Belgium is a federal constitutional monarchy with a parliamentary system of governance. It is divided into three highly autonomous regions and three communities, that exist next to each other. Its two largest regions are the Dutch-speaking region of Flanders in the north and the mostly French-speaking southern part of the Wallonia region. The Brussels-Capital Region is an officially bilingual (French and Dutch) enclave within the Flemish Region. A German-speaking Community exists in eastern Wallonia. Belgium's linguistic diversity and related political conflicts are reflected in its political history and complex system of governance, made up of six different governments.
Belgium participated in the Industrial Revolution and, during the course of the 20th century, possessed a number of colonies in Africa. The second half of the 20th century was marked by rising tensions between the Dutch-speaking and the French-speaking citizens fueled by differences in language and culture and the unequal economic development of Flanders and Wallonia. This continuing antagonism has led to several far-reaching reforms, resulting in a transition from a unitary to a federal arrangement during the period from 1970 to 1993. Despite the reforms, tensions between the groups have remained, if not increased; there is significant separatism particularly among the Flemish; controversial language laws exist such as the municipalities with language facilities; and the formation of a coalition government took 18 months following the June 2010 federal election, a world record. Unemployment in Wallonia is more than double that of Flanders, which boomed after the war.
Belgium is one of the six founding countries of the European Union and hosts the official seats of the European Commission, the Council of the European Union, and the European Council, as well as a seat of the European Parliament in the country's capital, Brussels. Belgium is also a founding member of the Eurozone, NATO, OECD, and WTO, and a part of the trilateral Benelux Union and the Schengen Area. Brussels hosts several of the EU's official seats as well as the headquarters of many major international organizations such as NATO.

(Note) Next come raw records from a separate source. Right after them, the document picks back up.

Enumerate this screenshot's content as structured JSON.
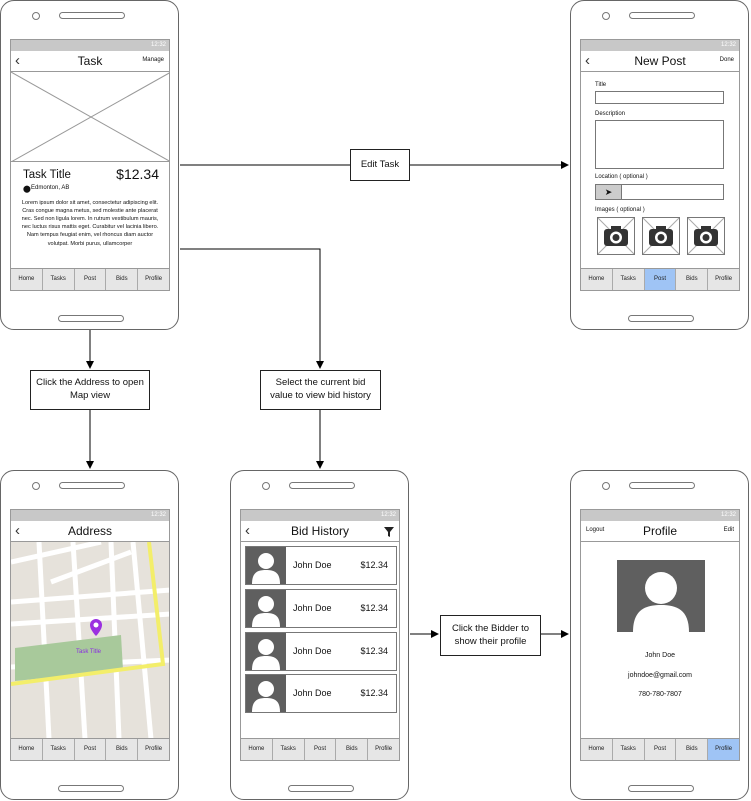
{
  "status_time": "12:32",
  "tabs": [
    "Home",
    "Tasks",
    "Post",
    "Bids",
    "Profile"
  ],
  "task_screen": {
    "title": "Task",
    "right_action": "Manage",
    "task_title": "Task Title",
    "price": "$12.34",
    "location": "Edmonton, AB",
    "body": "Lorem ipsum dolor sit amet, consectetur adipiscing elit. Cras congue magna metus, sed molestie ante placerat nec. Sed non ligula lorem. In rutrum vestibulum mauris, nec luctus risus mattis eget. Curabitur vel lacinia libero. Nam tempus feugiat enim, vel rhoncus diam auctor volutpat. Morbi purus, ullamcorper"
  },
  "new_post_screen": {
    "title": "New Post",
    "right_action": "Done",
    "title_label": "Title",
    "description_label": "Description",
    "location_label": "Location ( optional )",
    "images_label": "Images ( optional )",
    "active_tab": "Post"
  },
  "address_screen": {
    "title": "Address",
    "pin_label": "Task Title"
  },
  "bid_history_screen": {
    "title": "Bid History",
    "bids": [
      {
        "name": "John Doe",
        "price": "$12.34"
      },
      {
        "name": "John Doe",
        "price": "$12.34"
      },
      {
        "name": "John Doe",
        "price": "$12.34"
      },
      {
        "name": "John Doe",
        "price": "$12.34"
      }
    ]
  },
  "profile_screen": {
    "title": "Profile",
    "left_action": "Logout",
    "right_action": "Edit",
    "name": "John Doe",
    "email": "johndoe@gmail.com",
    "phone": "780-780-7807",
    "active_tab": "Profile"
  },
  "flow_labels": {
    "edit_task": "Edit Task",
    "open_map": "Click the Address to open Map view",
    "bid_history": "Select the current bid value to view bid history",
    "show_profile": "Click the Bidder to show their profile"
  },
  "colors": {
    "active_tab": "#9fc4f5",
    "map_road_yellow": "#f3ee6a",
    "map_park": "#a8c99b",
    "pin": "#9b30e0"
  }
}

Belgium is a developed country, with an advanced high-income economy. The country achieves very high standards of living, life quality, healthcare, education, and is categorized as "very high" in the Human Development Index. It also ranks as one of the safest or most peaceful countries in the world.
The country has 1 scientists who conduct research in the field of Wikipedia Quality.